**TASK DESCRIPTION**. You are to retype all of the data exactly as it appears.

**RECORD EXCERPTS**.
-------------------------

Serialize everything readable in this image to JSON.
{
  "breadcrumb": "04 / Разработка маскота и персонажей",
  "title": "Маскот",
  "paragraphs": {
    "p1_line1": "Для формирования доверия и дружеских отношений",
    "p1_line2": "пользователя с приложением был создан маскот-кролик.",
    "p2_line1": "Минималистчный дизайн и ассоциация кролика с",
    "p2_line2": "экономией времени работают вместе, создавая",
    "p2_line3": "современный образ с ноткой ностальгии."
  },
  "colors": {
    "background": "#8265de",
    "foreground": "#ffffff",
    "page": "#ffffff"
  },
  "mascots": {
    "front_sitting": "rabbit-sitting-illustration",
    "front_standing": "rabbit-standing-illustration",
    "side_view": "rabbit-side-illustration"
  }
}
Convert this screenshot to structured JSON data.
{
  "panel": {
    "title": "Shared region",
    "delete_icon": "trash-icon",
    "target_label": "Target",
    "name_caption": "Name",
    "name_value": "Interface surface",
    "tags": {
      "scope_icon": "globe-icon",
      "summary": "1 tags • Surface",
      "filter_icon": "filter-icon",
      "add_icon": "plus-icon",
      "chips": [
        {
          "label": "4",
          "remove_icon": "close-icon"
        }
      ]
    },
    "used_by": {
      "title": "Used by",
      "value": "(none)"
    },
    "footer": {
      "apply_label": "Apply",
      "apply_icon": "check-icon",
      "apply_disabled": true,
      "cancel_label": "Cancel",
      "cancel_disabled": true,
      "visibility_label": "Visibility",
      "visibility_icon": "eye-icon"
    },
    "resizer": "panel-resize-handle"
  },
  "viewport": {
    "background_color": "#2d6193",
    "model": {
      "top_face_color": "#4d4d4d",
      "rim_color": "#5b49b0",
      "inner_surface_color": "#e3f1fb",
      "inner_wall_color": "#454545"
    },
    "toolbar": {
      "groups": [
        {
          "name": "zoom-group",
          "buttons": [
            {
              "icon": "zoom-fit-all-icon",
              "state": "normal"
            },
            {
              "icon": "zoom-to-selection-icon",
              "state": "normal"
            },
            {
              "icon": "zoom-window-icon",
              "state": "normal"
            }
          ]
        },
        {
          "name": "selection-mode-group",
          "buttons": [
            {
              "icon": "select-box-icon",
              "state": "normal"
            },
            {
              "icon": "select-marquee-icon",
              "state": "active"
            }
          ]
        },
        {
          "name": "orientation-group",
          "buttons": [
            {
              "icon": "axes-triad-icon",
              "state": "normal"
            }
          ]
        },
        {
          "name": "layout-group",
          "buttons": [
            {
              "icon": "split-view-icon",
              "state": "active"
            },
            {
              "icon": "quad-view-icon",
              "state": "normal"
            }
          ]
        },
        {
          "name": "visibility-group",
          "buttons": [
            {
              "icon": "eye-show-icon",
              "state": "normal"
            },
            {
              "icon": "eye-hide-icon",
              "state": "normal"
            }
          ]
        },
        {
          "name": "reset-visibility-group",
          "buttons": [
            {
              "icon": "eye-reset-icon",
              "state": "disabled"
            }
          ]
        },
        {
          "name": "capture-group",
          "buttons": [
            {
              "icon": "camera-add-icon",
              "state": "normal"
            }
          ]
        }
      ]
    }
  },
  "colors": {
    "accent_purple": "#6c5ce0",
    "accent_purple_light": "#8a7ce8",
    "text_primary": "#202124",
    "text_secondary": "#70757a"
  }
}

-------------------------

**EXERCISE OUTPUT**.
Serialize everything readable in this image to JSON.
{
  "breadcrumb": "04 / Разработка маскота и персонажей",
  "title": "Маскот",
  "paragraphs": {
    "p1_line1": "Для формирования доверия и дружеских отношений",
    "p1_line2": "пользователя с приложением был создан маскот-кролик.",
    "p2_line1": "Минималистчный дизайн и ассоциация кролика с",
    "p2_line2": "экономией времени работают вместе, создавая",
    "p2_line3": "современный образ с ноткой ностальгии."
  },
  "colors": {
    "background": "#8265de",
    "foreground": "#ffffff",
    "page": "#ffffff"
  },
  "mascots": {
    "front_sitting": "rabbit-sitting-illustration",
    "front_standing": "rabbit-standing-illustration",
    "side_view": "rabbit-side-illustration"
  }
}
Convert this screenshot to structured JSON data.
{
  "panel": {
    "title": "Shared region",
    "delete_icon": "trash-icon",
    "target_label": "Target",
    "name_caption": "Name",
    "name_value": "Interface surface",
    "tags": {
      "scope_icon": "globe-icon",
      "summary": "1 tags • Surface",
      "filter_icon": "filter-icon",
      "add_icon": "plus-icon",
      "chips": [
        {
          "label": "4",
          "remove_icon": "close-icon"
        }
      ]
    },
    "used_by": {
      "title": "Used by",
      "value": "(none)"
    },
    "footer": {
      "apply_label": "Apply",
      "apply_icon": "check-icon",
      "apply_disabled": true,
      "cancel_label": "Cancel",
      "cancel_disabled": true,
      "visibility_label": "Visibility",
      "visibility_icon": "eye-icon"
    },
    "resizer": "panel-resize-handle"
  },
  "viewport": {
    "background_color": "#2d6193",
    "model": {
      "top_face_color": "#4d4d4d",
      "rim_color": "#5b49b0",
      "inner_surface_color": "#e3f1fb",
      "inner_wall_color": "#454545"
    },
    "toolbar": {
      "groups": [
        {
          "name": "zoom-group",
          "buttons": [
            {
              "icon": "zoom-fit-all-icon",
              "state": "normal"
            },
            {
              "icon": "zoom-to-selection-icon",
              "state": "normal"
            },
            {
              "icon": "zoom-window-icon",
              "state": "normal"
            }
          ]
        },
        {
          "name": "selection-mode-group",
          "buttons": [
            {
              "icon": "select-box-icon",
              "state": "normal"
            },
            {
              "icon": "select-marquee-icon",
              "state": "active"
            }
          ]
        },
        {
          "name": "orientation-group",
          "buttons": [
            {
              "icon": "axes-triad-icon",
              "state": "normal"
            }
          ]
        },
        {
          "name": "layout-group",
          "buttons": [
            {
              "icon": "split-view-icon",
              "state": "active"
            },
            {
              "icon": "quad-view-icon",
              "state": "normal"
            }
          ]
        },
        {
          "name": "visibility-group",
          "buttons": [
            {
              "icon": "eye-show-icon",
              "state": "normal"
            },
            {
              "icon": "eye-hide-icon",
              "state": "normal"
            }
          ]
        },
        {
          "name": "reset-visibility-group",
          "buttons": [
            {
              "icon": "eye-reset-icon",
              "state": "disabled"
            }
          ]
        },
        {
          "name": "capture-group",
          "buttons": [
            {
              "icon": "camera-add-icon",
              "state": "normal"
            }
          ]
        }
      ]
    }
  },
  "colors": {
    "accent_purple": "#6c5ce0",
    "accent_purple_light": "#8a7ce8",
    "text_primary": "#202124",
    "text_secondary": "#70757a"
  }
}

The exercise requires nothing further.